The Minions of Neptune are the primary adversaries, and the most interesting aspect is that it is never explicitly spelled out as to whether Neptune is even real. The GM is handed the cult, with a variety of explanations for their activity (Neptune IS behind it, a really powerful mortal is behind it, Something Else Entirely is behind it, Caligula is insane and it has infected the PCs or, even, the PCs are the Minions!). I love the ambiguity in the presentation, and the fact that it is all left in the GM's hands no matter what.

A bestiary follows which includes not only stock NPC stats, but a number of appropriate Greco-Roman mythological beasts like cyclopes, centaurs, and the chimera. The rest of the pantheon follows, with not only a paragraph describing them, but an ability that they are likely to use if they intervene in human affairs (like Jupiter's lightning bolt or Mars instilling fear) with a note that the Gods can and should have more abilities at their disposal.

A timeline/overview/history lesson for Caligula's Rome is provided...and the author has said that there was even more stuff that was cut out. Bedrock Games tends to do their research on this sort of thing and it shows.

A character sheet rounds out the book.
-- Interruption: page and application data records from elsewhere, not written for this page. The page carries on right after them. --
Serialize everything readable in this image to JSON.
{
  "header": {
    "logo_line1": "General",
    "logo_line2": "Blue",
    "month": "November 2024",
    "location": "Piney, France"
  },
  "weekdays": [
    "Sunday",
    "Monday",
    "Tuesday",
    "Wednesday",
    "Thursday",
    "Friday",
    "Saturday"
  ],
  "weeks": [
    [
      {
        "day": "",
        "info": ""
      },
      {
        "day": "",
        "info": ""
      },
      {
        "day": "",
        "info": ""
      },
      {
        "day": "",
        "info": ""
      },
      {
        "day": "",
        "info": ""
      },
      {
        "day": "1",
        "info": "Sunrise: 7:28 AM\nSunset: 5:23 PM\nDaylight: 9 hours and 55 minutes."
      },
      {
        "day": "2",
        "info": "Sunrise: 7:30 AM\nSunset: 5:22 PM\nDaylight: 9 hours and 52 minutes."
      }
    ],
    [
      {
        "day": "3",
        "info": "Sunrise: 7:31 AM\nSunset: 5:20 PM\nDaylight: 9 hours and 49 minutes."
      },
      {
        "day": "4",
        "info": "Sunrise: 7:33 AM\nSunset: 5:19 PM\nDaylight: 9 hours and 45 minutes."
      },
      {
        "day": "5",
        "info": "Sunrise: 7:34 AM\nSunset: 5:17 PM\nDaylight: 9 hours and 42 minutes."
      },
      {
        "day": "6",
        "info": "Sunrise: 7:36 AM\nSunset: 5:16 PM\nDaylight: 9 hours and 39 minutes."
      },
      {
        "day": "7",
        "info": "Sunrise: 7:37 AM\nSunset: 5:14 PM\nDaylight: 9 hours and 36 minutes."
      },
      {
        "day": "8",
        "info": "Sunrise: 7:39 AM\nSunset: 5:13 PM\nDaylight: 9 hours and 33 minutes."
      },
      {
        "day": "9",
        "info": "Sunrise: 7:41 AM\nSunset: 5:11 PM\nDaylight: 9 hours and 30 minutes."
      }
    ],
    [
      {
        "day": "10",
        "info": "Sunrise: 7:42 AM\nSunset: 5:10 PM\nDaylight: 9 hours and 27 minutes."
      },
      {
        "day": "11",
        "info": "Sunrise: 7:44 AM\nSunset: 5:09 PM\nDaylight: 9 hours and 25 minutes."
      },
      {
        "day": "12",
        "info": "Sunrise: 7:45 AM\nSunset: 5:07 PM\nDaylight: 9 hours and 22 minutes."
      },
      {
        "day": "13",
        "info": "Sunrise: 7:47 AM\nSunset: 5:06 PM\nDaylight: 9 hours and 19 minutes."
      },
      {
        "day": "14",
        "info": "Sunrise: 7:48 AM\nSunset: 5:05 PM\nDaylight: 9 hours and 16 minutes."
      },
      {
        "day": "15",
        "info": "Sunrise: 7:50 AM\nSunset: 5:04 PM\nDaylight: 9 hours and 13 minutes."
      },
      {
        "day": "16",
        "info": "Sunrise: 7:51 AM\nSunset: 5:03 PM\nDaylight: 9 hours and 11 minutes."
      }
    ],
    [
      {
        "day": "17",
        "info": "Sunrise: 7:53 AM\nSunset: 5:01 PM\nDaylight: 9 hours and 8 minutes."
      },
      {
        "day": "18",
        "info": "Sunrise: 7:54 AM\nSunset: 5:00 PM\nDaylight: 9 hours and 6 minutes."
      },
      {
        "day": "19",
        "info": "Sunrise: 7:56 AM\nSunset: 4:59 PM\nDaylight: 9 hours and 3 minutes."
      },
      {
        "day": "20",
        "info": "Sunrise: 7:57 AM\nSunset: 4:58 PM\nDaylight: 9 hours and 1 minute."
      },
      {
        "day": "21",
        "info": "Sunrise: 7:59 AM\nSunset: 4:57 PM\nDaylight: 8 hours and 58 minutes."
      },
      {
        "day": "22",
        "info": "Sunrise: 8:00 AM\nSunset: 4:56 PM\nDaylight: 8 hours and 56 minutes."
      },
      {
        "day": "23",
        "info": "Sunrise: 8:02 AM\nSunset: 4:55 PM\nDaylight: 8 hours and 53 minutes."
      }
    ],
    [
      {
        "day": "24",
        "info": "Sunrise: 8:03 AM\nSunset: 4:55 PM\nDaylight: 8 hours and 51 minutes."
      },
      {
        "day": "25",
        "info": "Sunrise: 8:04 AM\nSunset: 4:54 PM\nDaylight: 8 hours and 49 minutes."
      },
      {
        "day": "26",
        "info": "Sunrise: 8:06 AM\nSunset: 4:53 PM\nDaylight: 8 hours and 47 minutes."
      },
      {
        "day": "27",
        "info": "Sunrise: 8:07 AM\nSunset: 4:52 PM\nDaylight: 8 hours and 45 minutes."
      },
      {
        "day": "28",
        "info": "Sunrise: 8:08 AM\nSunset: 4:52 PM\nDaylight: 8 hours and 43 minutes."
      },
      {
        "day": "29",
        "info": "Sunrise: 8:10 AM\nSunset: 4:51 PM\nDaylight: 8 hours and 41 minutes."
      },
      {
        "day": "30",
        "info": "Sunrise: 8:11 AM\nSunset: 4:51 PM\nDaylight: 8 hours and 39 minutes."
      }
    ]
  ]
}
WHAT WORKS: The way the Minions of Neptune are presented sells the book. You are given the Minions, their tactics and relevant stat blocks...and then a list of options for who and what they actually are and what they are doing, even including options like "They are time travelers come back to interfere in events". They could have been presented as a straight adversary serving Neptune, but the author blew the whole thing wide open instead.

WHAT DOESN'T WORK: The biggest gripe I have is some of the interior art, especially the NPC portraits, just did not feel up to par for a commercial RPG release. I'm also a bigger fan of Greeks over Romans, but what are you gonna do?

CONCLUSION: The Network System is about the only heavily skill based system that I like, so that's a plus, and like Terror Network and Crime Network before it (as opposed to Horror Show), it hits on a game type that ISN'T being heavily served right now. Combined with all the crazy options built into the game by dialing the supernatural up and down, as well as whatever route you choose to go with for The Minions of Neptune and you are left with an impressive piece of work. If only Caligula had been Greek instead, I would have been thrilled.